But if we mean, “Can a Christian be a patriot while faithfully following Jesus?” then the answer is not so clear. Much depends on how we define “patriotism.” If we mean by “patriotism,” “national chauvenism,” or “placing loyalty to one’s nation above all other loyalties,” the answer is “no.” Christians’ first loyalty is to the Kingdom (or Rule) of God. As 1 Peter reminds us, we are called out “from every tribe and nation.”
In 1914, as World War I broke out, as the last train from Germany before the borders closed was about to leave the station, Rev. Friedrich Sigmund-Schulz, a German, clasped hands with the departing Henry Hodgkin, an English Quaker, and said, “We are one in Christ and can never be at war with one another.” This was the beginning of the International Fellowship of Reconciliation, but the sentiment expressed is that which should be common to Christians.
A Christian in Iraq (which had a large Christian population before the U.S.-led invasion, but most of them have been forced out since Saddam Hussen was toppled) has more in common with a Christian in Canada than either do with non-Christians in their own countries.
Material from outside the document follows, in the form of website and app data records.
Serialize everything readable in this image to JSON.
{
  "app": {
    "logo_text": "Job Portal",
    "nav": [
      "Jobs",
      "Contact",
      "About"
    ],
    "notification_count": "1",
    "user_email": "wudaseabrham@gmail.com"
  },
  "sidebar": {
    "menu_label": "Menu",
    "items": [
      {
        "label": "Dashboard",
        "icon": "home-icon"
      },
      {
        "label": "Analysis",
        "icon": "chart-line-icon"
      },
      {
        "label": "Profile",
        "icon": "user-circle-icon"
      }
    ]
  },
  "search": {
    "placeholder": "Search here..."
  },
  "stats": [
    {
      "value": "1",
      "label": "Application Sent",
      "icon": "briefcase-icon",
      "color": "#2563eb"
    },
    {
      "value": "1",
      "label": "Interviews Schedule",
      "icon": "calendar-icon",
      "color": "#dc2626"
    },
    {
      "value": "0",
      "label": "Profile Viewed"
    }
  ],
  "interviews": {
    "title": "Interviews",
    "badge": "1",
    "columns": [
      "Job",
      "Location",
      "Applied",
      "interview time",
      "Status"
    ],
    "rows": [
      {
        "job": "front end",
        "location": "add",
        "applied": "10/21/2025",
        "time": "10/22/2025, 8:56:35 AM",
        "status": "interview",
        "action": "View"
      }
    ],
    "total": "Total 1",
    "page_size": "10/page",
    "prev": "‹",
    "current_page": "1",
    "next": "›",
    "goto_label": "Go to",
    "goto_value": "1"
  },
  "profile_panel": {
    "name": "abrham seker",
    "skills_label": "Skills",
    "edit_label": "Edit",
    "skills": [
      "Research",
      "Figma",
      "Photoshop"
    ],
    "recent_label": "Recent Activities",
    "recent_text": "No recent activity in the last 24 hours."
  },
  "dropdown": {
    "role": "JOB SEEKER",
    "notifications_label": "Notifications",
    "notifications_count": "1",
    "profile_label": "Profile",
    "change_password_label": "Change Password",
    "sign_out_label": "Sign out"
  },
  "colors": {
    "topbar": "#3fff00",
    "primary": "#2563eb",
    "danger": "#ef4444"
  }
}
If two countries go to war, one side sis not “the Christian side.” Instead, Christians are likely to be in both countries, praying for each other. To kill each other in respective militaries is to place loyalty to one’s nation ahead of loyalty to fellow Christians–sisters and brothers in Christ in one Church and part of the Kingdom of God. So, in the sense that most American churches promote “patriotism,” Christians cannot be patriots and still be faithful Christians.
But if we simply define “patriotism” as “love of country,” without the chauvenistic attitudes toward other countries or the idolatrous worship of the nation in place of God, then it seem to me that a Christian can be a patriot–a critical patriot in the way that the biblical prophets loved Israel but were very critical of her shortcomings. After all, Martin Luther King, Jr was a better patriot–loving what is best about the country while confronting the country with its very real sins–than Bull Conner or J. Edgar Hoover or Richard Nixon. Martin Niemoeller was a better German patriot than the so-called “German Christians” who tried to combine Christianity with Naziism.
The Apostle Paul was certainly proud of his Roman citizenship, but this didn’t stop him from being very aware of Rome’s sins and faults–especially as it kept arresting him!
But patriotism is dangerous for Christians, especially in the United States. In the world’s sole remaining superpower, with a media that encourages blind loyalty, it is far too easy for American Christians to become blind patriots–nationalists. This is especially true if one belongs to an evangelical or Pentecostal congregation where hyper-patriotism is promoted. One needs to develop a global consciousness, an awareness of the universal nature of the Church and the Kingdom to counter the worst temptations of THAT KIND of patriotism.
ALL of us need to be able to say, with Hodgkins and Sigmund-Schulz, “We are one in Christ and can never be at war with each other.”